The fourth volume published by Maquiso recorded the 17,653-line Kepu’unpu’un (prologue) that narrates the “Creation,” “Care for Humankind,” and the “First Human Community, “by the tala’ulahingan (singer) Gobalia Silay and transliterated by singer Abraham Saliling. More Creation stories by singers Pasid Mampayanang, Cayog Mangcambat, Lumabao Angcondem and Subidan Ginta’Us dwelt on variations of the same theme on creation and divinity, embellishing the main creation story based on their creativity and narrative skills.
Ulahingan is from ulahing, meaning “to sing” or “to chant.” Maquiso says the Ulahingan is sacred, but the Tulalangan, about Agyu’s cousin, is not. The story of the Ulahingan revolves around Agyu, a common ancestor or leader of the Talaandigs, Matigsalugs, Kirintekens, Ilianen-Manobo, Kulamanen, Bukidnons, Higaunon, Livunganen-Arumanen Manobo of Central, Northern and parts of Western Mindanao.
The Ulahingan, according to Maquiso, is like a clump of bamboo. It has two parts: the Kepu’unpu’un, or origins and metaphor for “roots,” and the sengedurug, or branches or other stories related to Agyu. It is said the Ulahingan is a never-ending story for as long as there are singers.
Fictionist Leoncio P. Deriada said the Ulahingan is “so huge,” its study can hardly be exhausted and, therefore, it affords plenty of room for the keen scholar or creative writer to study and exploit. In 1978, Deriada wrote the play “Rudsu-an” (The Beginning) based on the Ulahingan prologue alone. This was staged at Woodward Little Theater and the play was directed by Amiel Leonardia.
Since then, several more theses and papers written by Silliman scholars have been published based on the Ulahingan. If the genealogy and the ethno-historic data from the Ulahingan can be generally known, perhaps ramifications on the kinship of certain groups such as the lumad and the Islamized could be traced. Present-day conflicts may also be minimized.
Today, no one, it seems, is really interested in epics, which are relegated to the background by other genres such as the novel, film, animé or manga (comics), to which the epic, in all intents and purposes, gave birth.
One problem regarding the Mindanao epic’s lack of popularity is that they are ethno-epics and not national epics, compared to Homer’s “Iliad” and “Odyssey,” Germany’s “Niebelungenlied,” the Anglo-Saxon “Beowulf,” Ferdowsi’s “Shaname,” and Miguel Angel Asturias’ “Men of Maize.”
Another major problem is that, because rare, they are kept in special collections in the Filipiniana sections of libraries. And because the collections are for scholarship, they are not accessible to the regular student.
Maquiso has done much for the Ulahingan. But more needs to be done and fast. It is time to analyze, validate and popularize the Ulahingan.

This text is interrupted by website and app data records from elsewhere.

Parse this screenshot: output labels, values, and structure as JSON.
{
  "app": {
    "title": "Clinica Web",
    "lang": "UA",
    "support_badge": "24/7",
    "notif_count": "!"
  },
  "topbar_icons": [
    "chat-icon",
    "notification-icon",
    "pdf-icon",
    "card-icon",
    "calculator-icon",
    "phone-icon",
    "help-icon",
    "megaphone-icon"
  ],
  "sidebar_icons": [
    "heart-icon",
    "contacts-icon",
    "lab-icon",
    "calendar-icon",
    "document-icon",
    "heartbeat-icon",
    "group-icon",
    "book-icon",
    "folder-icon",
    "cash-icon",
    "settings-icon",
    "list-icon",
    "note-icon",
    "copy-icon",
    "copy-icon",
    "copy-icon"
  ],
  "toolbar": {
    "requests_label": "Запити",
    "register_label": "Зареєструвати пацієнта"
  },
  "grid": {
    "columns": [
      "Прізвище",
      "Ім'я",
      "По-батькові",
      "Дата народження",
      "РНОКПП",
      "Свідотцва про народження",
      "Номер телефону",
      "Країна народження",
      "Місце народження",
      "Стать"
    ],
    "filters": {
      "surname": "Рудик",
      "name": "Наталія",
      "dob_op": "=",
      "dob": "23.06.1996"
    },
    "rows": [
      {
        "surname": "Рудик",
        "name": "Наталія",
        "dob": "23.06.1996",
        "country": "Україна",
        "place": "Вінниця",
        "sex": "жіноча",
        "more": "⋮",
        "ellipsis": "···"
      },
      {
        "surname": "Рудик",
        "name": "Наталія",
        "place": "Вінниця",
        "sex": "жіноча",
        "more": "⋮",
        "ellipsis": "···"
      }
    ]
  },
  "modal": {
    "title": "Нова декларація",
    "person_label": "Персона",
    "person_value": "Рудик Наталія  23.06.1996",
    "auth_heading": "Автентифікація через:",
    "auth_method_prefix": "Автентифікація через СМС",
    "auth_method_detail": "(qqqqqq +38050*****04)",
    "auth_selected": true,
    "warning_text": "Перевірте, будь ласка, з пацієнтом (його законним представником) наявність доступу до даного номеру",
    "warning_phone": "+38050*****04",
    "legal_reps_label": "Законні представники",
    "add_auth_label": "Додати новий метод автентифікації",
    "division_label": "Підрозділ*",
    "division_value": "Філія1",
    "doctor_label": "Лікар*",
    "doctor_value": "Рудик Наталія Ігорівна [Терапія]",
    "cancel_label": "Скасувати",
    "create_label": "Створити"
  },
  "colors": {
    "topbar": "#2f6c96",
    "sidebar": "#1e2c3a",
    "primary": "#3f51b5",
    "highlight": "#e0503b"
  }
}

The West and its commercial entertainment industries have recreated or reinvented fairy tales, to suit contemporary audiences. For example, “Snow White” has been reinvented in “Mirror, Mirror,” “Snow White: The Huntsman,” and “Once Upon a Time,” and other movies. Perhaps our mass media outlets should do likewise regarding our epics and folklore.
Our own scholars, cultural anthropologists, historians, sociologists, writers and artists must help propagate the legacy of the Livunganen-Arumanen Manobo. Let the words of their revered chanters bring back to life the world of their ancestors, a world which forms part of the mosaic of Philippine culture and arts.